== Given entries ==

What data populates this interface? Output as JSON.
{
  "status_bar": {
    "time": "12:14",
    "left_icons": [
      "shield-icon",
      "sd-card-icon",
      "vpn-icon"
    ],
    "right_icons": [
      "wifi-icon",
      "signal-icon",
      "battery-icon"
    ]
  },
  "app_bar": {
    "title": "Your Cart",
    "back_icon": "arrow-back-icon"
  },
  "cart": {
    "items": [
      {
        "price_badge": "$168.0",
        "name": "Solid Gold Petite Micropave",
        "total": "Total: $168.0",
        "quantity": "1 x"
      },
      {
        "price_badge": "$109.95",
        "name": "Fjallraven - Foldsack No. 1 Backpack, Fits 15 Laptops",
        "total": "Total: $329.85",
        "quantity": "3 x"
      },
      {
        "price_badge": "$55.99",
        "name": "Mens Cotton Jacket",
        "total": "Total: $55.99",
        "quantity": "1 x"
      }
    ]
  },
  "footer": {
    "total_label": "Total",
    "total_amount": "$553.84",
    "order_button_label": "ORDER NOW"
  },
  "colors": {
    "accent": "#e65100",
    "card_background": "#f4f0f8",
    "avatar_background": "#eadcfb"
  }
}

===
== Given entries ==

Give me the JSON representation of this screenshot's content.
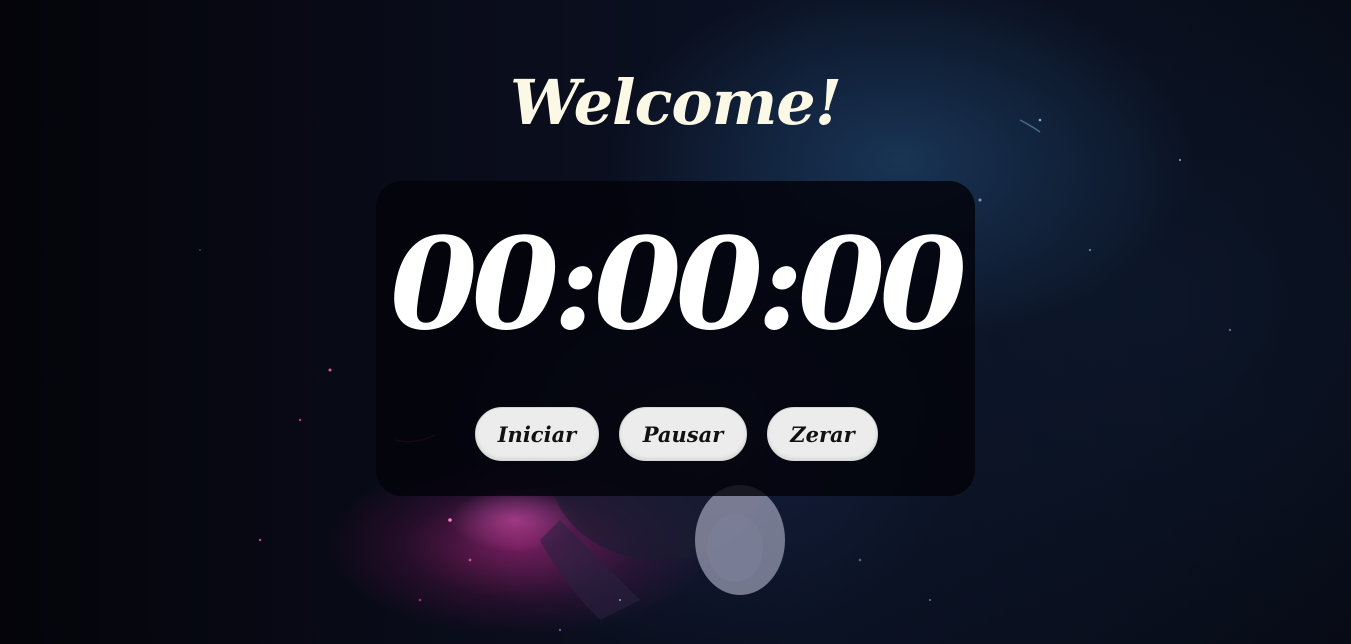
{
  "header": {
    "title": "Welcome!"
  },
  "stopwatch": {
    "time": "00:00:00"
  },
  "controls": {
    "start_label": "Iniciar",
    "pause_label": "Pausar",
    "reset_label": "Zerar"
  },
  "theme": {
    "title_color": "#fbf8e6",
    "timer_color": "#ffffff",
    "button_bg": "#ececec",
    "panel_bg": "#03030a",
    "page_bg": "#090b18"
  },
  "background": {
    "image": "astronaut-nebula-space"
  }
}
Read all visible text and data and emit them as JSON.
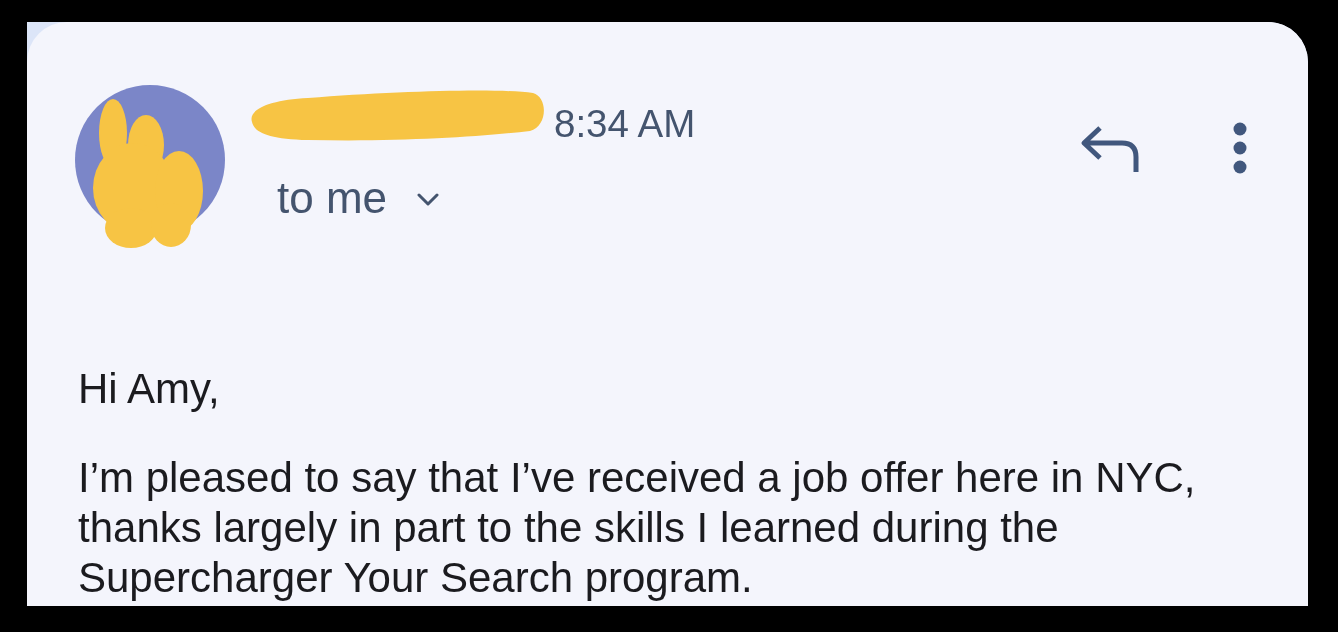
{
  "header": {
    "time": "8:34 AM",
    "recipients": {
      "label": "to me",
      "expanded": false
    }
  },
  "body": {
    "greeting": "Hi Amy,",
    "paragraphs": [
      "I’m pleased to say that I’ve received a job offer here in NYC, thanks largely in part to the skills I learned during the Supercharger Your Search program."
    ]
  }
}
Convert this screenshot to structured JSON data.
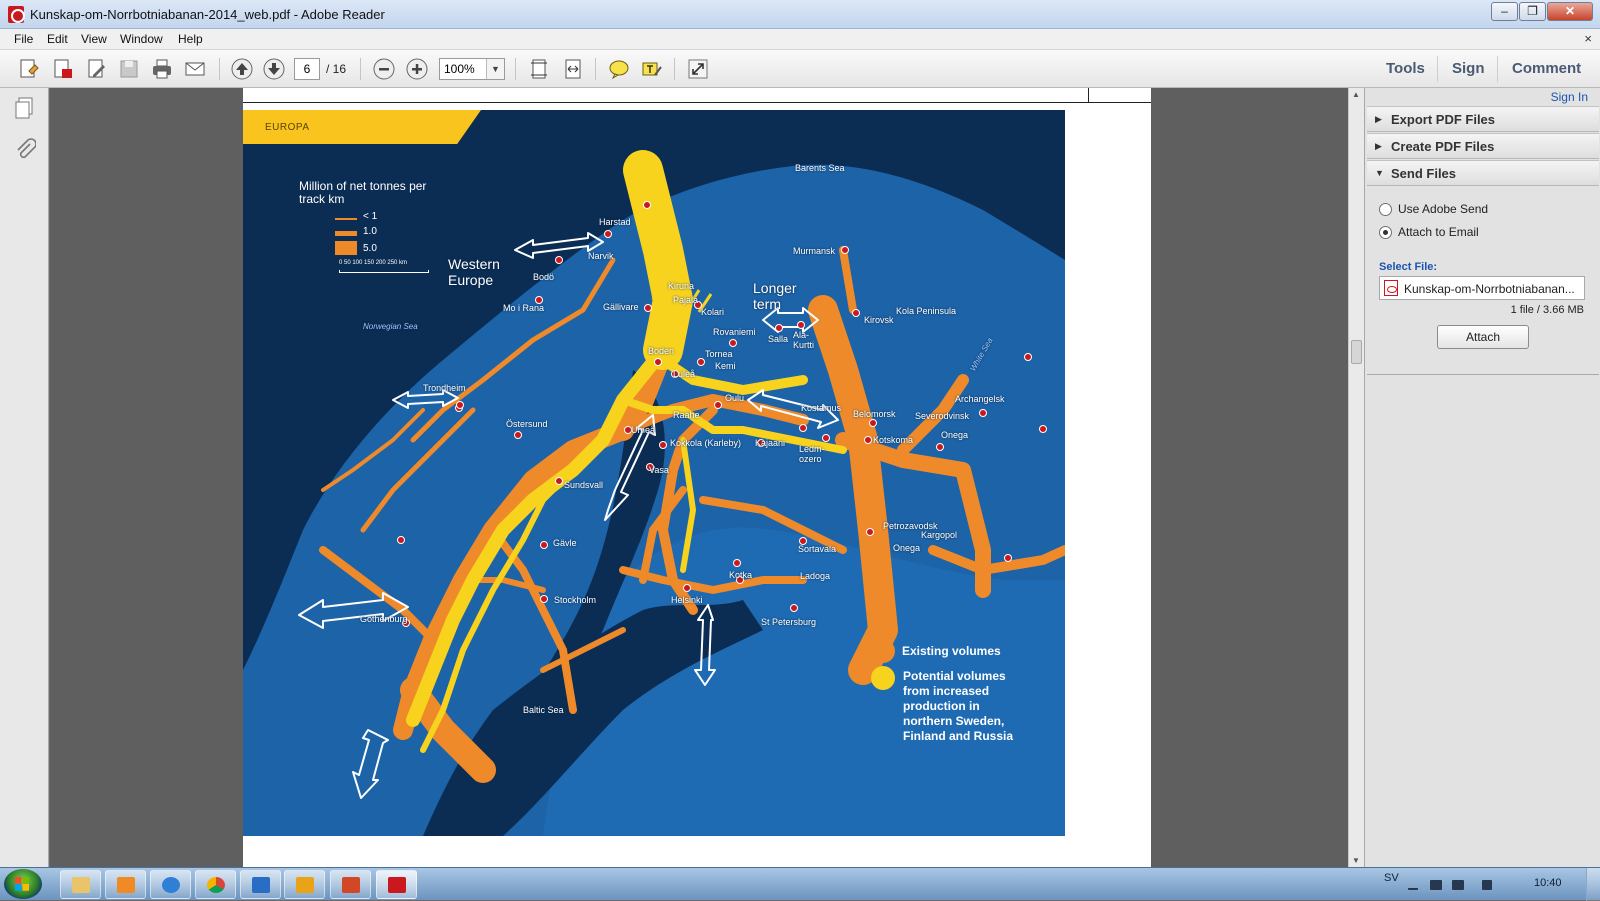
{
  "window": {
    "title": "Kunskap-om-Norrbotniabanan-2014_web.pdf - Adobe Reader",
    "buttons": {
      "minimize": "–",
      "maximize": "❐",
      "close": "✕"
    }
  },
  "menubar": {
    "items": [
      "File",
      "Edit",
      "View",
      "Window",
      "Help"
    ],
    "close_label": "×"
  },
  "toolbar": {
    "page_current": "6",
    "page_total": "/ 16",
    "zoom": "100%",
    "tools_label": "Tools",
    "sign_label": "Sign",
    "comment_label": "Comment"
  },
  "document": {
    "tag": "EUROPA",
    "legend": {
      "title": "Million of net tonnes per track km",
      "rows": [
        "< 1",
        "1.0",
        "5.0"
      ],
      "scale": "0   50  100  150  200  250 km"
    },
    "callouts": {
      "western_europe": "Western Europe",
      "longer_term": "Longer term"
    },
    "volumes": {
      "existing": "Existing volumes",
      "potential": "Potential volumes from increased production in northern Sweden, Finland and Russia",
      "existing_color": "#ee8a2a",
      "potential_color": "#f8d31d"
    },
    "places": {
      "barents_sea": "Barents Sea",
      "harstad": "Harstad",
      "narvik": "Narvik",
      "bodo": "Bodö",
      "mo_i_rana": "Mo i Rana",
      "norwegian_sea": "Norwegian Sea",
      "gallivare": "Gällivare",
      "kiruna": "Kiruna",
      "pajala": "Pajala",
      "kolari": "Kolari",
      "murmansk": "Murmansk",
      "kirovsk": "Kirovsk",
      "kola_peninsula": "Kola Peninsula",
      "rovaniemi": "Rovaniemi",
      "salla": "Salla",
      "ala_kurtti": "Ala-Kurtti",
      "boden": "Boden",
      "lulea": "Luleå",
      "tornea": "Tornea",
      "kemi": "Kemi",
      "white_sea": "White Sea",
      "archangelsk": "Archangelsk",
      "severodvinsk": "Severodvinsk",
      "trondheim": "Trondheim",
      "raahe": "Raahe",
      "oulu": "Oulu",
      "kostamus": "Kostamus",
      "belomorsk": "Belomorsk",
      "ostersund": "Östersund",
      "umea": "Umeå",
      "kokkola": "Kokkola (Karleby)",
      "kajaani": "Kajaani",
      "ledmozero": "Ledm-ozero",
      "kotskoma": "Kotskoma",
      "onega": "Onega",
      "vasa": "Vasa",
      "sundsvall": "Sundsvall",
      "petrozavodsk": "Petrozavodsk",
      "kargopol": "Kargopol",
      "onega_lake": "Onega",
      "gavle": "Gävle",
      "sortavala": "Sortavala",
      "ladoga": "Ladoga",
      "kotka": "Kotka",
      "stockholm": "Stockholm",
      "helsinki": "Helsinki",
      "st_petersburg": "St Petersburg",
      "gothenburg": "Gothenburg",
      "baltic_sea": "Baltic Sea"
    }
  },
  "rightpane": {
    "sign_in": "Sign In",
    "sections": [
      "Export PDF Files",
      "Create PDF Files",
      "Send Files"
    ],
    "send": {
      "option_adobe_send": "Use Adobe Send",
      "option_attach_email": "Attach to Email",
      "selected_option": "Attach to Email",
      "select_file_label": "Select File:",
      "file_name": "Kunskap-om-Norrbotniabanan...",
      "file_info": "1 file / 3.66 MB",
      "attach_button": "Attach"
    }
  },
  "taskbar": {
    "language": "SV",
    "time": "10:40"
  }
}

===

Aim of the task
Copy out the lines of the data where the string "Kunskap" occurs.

Output for this exercise
    "title": "Kunskap-om-Norrbotniabanan-2014_web.pdf - Adobe Reader",
      "file_name": "Kunskap-om-Norrbotniabanan...",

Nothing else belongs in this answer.